My wife, Carol, got up at 3:15 Thursday morning for a 6:30 fight to Denver. It’s the first time in over 30 years that one of us went to visit while the other stayed home.
I have two sons, one by Carol, and the two other children by my ex-wife. My son by my ex-wife, James, is turning fifty, and my daughter, Tandis, also half-Iranian, is thirty six, divorced and raising two young girls. Carol’s son, Chris, forty-seven, (I think), did me the honor of adopting me a few years ago. At a gathering in Denver last October, his father and I were in the same room, and Chris introduced his dad and turning to me he said, “And this is my father.” My son James and Chris, share the same generous nature.
Chris and I grew up together. He was a very impish, mischievous, willful, and a brilliantly intelligent child. His mother and I fell in love right away, and I soon moved in with her. But being newly in love is fraught with its own uncertainties, ignorance, vivid fear, and widespread touchiness because the lovers are so vulnerable. I feared that Carol was not lost in my love the way I was lost in hers, and her deepest fear is that I didn’t belong to her the way she belonged to me. When I would blow up at Carol, or she at me, I would grab some clothes and books, and leave the house, but no sooner had I reached the front door, then I would find Chris at my side, “I’m coming too,” he said. And that was always the case. He provided a steadying ballast for that tempestuous sea of early passion and early love, and we grew very close.
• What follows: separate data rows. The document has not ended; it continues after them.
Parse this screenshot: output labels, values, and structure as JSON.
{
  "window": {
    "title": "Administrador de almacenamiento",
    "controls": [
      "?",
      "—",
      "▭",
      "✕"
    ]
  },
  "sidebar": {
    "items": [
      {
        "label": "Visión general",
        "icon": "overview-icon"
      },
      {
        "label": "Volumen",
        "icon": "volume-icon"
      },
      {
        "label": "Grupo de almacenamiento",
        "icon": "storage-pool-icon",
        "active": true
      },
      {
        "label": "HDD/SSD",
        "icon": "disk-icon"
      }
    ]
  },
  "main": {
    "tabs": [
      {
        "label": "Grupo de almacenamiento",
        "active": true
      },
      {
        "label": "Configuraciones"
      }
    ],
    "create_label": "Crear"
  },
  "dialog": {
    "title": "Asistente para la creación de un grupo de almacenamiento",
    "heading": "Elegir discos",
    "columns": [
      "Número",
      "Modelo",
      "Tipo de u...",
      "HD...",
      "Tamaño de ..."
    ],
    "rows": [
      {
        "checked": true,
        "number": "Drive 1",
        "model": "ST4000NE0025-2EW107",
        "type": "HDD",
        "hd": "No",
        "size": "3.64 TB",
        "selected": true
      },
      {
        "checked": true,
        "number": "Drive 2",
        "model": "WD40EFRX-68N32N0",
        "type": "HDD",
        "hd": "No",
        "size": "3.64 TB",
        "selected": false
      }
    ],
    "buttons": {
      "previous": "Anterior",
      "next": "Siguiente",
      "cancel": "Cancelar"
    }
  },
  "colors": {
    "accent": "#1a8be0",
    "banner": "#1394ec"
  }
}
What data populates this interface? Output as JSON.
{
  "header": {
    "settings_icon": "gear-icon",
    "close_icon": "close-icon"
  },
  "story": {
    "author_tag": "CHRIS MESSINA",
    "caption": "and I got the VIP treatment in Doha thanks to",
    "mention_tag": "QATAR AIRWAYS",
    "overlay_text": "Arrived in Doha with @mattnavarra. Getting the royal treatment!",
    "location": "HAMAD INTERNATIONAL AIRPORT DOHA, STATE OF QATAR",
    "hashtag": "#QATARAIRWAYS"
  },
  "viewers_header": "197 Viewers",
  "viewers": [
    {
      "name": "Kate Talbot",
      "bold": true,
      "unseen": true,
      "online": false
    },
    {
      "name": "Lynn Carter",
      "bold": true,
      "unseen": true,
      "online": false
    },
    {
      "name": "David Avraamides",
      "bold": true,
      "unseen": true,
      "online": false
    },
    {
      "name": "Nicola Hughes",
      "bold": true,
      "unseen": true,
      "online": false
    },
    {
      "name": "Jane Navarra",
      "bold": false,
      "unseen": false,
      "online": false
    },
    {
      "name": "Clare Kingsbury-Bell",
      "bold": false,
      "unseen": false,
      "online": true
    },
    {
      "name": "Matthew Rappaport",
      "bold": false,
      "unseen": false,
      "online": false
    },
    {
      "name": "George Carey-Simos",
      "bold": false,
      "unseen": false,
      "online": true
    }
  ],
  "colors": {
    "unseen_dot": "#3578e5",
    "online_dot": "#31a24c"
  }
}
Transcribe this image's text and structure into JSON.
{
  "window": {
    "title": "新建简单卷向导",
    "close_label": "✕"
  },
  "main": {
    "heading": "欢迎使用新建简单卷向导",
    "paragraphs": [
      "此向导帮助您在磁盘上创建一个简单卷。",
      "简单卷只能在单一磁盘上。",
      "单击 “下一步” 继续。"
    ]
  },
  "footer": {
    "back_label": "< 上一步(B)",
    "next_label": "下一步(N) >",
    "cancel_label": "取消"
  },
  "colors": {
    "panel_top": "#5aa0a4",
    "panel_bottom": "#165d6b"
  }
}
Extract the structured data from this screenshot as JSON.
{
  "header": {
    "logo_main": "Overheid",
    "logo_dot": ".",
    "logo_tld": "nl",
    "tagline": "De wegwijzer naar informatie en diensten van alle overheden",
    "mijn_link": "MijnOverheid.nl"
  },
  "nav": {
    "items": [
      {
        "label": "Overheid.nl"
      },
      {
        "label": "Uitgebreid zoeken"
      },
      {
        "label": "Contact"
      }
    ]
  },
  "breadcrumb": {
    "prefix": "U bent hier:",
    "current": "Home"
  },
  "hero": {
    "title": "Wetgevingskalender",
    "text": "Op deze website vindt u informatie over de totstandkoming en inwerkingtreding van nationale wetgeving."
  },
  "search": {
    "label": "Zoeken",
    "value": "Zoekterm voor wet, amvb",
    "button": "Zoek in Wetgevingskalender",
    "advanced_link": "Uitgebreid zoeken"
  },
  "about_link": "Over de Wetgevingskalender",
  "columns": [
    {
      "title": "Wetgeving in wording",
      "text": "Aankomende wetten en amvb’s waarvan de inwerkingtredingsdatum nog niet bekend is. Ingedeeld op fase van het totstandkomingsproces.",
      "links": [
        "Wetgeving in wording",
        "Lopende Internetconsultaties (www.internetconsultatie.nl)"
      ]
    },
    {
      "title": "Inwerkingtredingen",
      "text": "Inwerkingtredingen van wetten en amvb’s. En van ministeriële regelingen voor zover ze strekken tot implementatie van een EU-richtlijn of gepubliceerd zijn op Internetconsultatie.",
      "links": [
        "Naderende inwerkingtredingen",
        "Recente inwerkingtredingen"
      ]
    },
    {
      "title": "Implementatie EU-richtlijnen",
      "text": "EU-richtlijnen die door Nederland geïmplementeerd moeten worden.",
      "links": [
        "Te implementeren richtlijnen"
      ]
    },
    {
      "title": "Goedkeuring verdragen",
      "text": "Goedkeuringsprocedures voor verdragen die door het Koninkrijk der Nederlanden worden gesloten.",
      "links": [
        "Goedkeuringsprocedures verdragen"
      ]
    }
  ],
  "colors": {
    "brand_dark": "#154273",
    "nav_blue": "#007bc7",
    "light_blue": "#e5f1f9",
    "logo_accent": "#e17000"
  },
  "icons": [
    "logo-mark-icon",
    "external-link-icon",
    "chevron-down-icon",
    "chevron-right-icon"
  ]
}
Chris, like James, is a single father who has proved an amazingly competent and loving parent. He is kind, encouraging, very strict when he has to be (but only when he has to be) and has raised by himself two teenage boys who are everything a father could wish: they are thoughtful, generous, honest (most of the time,) alive to life and receptive to new ideas and new experiences. Their minds are sound and sympatric. They read because they know that to know more is to be more. They remember. They reflect. They build our hopes along with theirs. They are achievers.
There is a passage in the Ethics by John Dewey, which quotes William James: “When I am moved by self love to keep my seat whilst the ladies are standing or take the biggest portion to cut out my neighbor, what I really love is that comfortable seat. It is the thing itself that I grab. I love them primarily like a mother loves her babe, or a generous man his heroic deed. Whenever, as here, self-seeking is the outcome of a single instinctive propensity, it is but a name for certain reflex acts. Something rivets my attention fatally and fatally provokes the selfish response. In fact, the more I am utterly selfish in this primitive way, the more blind my absorbed thought will be in the objects and tendencies of my lusts and devoid of any inward looking glance.”
(My memory is declining a bit. My ability to remember complicated passages has been a bit compromised by time.)
One phrase in particular passage stands out, “In fact, the more I am utterly selfish in this primitive way, the more blind my absorbed thought will be in the objects and tendencies of my lusts and more devoid of any inward looking glance.”